Aim for a range between 195°F to 205°F for optimal extraction. Simultaneously, the flow rate—how quickly or slowly water passes through the coffee grinds—can influence the contact time. This, coupled with the surface area of the particle size, determines how much flavor is extracted. A consistent, slow flow allows for a balanced extraction, highlighting the bean’s full flavor profile.

The Significance of Freshly Ground Coffee

For the richest aroma and flavor, freshly ground coffee can’t be beat. Once coffee is ground, its increased surface area speeds up oxidation, causing flavorful oils to evaporate. For the best results, grind your beans right before brewing. By adjusting your grind size, you’re effectively manipulating the surface area that comes into contact with water, impacting the brew time and overall taste.

Calibration and Technique in Grinding

Effective calibration of your grinder isn’t a set-it-and-forget-it process. Different beans and brewing processes require different grinds, which means frequent adjustments may be necessary. Pay attention to your coffee’s extraction: if it’s too fast, try a finer grind; too slow, go coarser.

Use scales and timers to maintain consistency and refine your technique. Precision helps regularize particle size and brew time, crucial aspects for an impeccable cup. Remember, a uniform grind size is essential for even extraction, so ensure your grinding method is up to par.

Frequently Asked Questions

Navigating the complexities of coffee grind sizes is crucial for achieving the perfect cup of coffee. Each brewing method demands a specific grind size to enhance flavor extraction, and finding the right balance can significantly impact your coffee’s taste and strength.

How do you determine the appropriate grind size for different brewing methods?

The appropriate grind size for different brewing methods is determined by the contact time between water and coffee grounds. Shorter brewing methods like espresso require a fine grind, while longer extractions like the French press benefit from a coarse grind.

What is the ideal grind size for making espresso?

For making espresso, the ideal grind size is fine, almost like powdered sugar, as espresso machines use pressure to force water through the grounds quickly. A fine grind allows for the right resistance and optimal extraction.

Can the grind size affect the taste and strength of your coffee?
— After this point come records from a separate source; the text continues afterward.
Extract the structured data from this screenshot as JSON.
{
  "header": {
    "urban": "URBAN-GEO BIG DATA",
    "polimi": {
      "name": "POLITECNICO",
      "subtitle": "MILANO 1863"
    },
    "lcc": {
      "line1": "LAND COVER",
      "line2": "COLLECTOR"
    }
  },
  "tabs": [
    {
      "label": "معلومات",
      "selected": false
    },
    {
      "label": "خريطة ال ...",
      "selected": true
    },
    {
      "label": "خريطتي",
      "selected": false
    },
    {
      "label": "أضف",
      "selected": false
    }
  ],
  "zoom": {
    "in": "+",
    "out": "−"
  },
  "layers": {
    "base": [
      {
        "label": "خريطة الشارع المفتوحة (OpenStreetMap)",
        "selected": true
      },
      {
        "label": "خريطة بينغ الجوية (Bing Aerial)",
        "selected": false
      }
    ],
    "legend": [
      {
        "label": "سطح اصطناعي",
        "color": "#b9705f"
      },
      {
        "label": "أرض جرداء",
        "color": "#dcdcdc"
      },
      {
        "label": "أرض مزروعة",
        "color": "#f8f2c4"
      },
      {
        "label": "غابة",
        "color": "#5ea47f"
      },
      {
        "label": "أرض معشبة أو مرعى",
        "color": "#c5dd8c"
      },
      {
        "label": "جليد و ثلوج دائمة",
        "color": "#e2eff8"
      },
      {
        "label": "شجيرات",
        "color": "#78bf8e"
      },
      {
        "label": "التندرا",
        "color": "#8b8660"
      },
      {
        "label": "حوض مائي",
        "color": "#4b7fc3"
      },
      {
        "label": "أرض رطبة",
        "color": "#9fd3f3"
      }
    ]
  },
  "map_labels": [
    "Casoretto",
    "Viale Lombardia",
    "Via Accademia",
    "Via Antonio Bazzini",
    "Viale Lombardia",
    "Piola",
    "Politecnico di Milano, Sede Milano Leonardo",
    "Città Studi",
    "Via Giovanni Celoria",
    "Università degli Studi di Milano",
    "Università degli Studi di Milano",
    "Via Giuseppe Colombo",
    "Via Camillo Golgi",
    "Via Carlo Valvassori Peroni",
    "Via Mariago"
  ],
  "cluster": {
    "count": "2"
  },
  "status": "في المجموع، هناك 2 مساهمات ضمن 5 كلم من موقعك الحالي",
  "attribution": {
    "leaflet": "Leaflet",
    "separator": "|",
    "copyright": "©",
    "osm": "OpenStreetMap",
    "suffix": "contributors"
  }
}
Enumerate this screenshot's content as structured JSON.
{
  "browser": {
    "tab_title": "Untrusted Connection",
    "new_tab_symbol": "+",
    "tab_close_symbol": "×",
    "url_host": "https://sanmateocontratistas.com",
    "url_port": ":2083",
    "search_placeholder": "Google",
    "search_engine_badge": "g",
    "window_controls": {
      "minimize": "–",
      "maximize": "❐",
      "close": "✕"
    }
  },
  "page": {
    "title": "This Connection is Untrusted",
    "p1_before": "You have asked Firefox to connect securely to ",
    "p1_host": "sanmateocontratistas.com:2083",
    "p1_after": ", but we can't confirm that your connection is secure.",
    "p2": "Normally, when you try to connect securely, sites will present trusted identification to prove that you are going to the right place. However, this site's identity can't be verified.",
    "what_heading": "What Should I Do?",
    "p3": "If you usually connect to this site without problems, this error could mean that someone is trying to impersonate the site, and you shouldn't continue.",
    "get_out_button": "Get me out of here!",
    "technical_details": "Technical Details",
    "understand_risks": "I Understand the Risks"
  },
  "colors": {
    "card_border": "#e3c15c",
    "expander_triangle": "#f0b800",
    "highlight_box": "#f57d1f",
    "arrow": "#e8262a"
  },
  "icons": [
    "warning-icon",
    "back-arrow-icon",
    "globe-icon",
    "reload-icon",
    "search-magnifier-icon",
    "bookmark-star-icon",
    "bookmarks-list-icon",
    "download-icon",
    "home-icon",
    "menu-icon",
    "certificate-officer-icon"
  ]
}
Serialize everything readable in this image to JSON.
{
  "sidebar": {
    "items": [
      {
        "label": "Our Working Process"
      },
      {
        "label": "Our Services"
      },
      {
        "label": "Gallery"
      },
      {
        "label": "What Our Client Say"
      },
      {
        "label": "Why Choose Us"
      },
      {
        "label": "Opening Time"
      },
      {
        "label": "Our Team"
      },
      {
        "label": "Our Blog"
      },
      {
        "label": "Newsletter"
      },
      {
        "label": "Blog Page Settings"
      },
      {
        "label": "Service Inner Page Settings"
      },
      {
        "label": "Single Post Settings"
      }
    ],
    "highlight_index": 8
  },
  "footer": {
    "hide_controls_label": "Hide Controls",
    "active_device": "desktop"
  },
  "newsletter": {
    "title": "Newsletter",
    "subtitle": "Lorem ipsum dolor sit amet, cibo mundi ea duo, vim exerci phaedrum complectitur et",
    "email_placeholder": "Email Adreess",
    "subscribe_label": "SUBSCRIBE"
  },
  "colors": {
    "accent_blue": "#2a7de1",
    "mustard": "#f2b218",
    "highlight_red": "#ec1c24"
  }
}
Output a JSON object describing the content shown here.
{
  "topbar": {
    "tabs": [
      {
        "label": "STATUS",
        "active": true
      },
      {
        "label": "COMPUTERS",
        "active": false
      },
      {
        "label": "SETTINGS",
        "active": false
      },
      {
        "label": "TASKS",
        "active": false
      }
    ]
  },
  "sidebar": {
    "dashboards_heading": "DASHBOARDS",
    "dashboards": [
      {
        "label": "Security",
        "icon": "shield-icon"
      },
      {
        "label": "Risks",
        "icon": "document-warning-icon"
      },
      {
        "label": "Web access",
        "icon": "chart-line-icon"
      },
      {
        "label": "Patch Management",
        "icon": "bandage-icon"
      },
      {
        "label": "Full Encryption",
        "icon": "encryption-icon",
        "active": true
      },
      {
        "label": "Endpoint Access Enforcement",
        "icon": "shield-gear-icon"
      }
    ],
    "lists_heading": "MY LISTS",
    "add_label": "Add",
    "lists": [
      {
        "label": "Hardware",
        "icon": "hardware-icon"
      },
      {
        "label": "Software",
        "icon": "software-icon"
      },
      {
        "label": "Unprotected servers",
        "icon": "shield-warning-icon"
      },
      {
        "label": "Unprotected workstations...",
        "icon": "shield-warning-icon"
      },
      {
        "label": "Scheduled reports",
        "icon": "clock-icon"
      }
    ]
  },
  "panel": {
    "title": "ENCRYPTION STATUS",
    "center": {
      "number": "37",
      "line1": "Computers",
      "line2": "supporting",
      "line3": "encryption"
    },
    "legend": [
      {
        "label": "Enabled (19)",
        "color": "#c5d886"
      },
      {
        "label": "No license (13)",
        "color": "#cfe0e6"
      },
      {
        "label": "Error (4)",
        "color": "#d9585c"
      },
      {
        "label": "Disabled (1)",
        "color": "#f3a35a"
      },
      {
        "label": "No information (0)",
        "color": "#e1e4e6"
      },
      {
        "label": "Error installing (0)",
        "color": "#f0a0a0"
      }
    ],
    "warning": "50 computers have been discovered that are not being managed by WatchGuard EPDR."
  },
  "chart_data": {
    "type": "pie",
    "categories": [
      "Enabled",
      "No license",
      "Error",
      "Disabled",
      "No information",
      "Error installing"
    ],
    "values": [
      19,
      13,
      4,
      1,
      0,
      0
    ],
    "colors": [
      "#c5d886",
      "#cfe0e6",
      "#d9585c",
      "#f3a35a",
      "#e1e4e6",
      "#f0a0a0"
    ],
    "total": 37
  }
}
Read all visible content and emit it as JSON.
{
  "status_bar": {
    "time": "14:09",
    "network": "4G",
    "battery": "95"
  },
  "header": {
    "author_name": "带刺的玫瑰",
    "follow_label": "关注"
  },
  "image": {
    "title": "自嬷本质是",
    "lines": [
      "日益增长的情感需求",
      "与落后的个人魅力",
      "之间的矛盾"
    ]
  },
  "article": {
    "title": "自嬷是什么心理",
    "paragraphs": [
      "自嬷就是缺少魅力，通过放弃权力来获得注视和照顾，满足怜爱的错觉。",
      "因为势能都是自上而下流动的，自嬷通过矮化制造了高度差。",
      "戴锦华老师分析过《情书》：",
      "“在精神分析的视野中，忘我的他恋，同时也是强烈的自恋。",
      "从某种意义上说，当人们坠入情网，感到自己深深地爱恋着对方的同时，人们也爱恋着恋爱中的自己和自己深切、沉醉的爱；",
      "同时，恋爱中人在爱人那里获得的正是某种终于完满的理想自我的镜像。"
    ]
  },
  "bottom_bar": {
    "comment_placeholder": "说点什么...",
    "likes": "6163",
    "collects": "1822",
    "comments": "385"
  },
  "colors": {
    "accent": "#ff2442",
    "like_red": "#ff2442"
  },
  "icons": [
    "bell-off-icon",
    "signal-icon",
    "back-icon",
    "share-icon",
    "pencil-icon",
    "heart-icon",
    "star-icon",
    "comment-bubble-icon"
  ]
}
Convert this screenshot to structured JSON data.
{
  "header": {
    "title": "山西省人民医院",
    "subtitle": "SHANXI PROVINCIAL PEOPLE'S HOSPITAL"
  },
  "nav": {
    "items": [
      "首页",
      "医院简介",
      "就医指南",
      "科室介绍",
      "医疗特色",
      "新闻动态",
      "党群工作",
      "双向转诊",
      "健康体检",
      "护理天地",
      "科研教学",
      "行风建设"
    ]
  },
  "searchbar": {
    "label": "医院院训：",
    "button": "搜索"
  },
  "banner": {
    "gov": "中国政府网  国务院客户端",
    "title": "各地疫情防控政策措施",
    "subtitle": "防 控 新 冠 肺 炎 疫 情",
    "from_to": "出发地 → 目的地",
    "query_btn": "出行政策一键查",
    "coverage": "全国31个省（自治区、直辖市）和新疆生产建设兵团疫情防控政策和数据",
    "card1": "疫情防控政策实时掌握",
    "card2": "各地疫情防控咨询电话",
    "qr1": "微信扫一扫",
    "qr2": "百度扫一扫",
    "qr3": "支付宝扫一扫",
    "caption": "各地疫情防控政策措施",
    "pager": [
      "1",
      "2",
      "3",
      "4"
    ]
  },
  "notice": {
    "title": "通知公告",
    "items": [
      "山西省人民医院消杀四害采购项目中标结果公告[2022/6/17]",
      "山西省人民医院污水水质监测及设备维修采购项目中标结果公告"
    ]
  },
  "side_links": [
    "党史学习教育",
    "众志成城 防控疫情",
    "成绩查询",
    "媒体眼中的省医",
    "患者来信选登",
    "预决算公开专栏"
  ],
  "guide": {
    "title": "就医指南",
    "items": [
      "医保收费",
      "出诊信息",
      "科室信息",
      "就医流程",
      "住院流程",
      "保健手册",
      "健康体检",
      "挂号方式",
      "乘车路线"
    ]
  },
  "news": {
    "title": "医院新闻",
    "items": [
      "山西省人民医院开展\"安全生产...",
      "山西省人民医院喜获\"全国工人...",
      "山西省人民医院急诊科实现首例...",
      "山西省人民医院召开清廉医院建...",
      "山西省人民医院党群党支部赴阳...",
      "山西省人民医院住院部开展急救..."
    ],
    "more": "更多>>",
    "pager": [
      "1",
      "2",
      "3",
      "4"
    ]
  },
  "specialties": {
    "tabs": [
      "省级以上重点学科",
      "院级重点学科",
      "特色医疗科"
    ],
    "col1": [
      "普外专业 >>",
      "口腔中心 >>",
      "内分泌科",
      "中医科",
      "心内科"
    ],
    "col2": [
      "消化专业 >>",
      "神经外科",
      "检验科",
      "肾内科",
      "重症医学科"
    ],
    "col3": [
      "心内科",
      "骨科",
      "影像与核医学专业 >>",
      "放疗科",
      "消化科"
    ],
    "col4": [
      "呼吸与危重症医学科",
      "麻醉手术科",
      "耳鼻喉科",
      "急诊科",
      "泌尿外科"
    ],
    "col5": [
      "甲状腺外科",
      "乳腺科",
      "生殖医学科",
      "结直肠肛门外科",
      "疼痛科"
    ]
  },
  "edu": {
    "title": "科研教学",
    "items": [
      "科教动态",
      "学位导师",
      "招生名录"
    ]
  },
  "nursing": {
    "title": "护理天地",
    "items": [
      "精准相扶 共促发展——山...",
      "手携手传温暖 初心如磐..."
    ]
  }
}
Yes, grind size can greatly affect both the taste and strength of your coffee. A grind that’s too coarse may produce weak and under-extracted coffee, while a very fine grind can lead to over-extraction, resulting in bitterness.

What are the recommended grind settings for a drip coffee maker?

The recommended grind settings for a drip coffee maker are medium to medium-fine. The right grind size ensures balanced extraction, avoiding under-extracted sourness or over-extracted bitterness. The Ultimate Guide To Coffee Grind Sizes provides more insights into finding the perfect balance for your drip coffee.

How does the grind size impact the extraction process in coffee brewing?

Grind size impacts the surface area exposed to water, affecting the extraction rate. A finer grind size has more surface area and extracts faster, which is suitable for methods with less contact time, while a coarser grind, with less surface area, suits brewing methods that have a longer contact time.

What should you consider when adjusting the grind size for a Breville espresso machine?

When adjusting the grind size for a Breville espresso machine, consider the machine’s pressure gauge readings and the espresso flow rate. Aim for a grind that allows the machine to express a balanced shot within the recommended extraction time.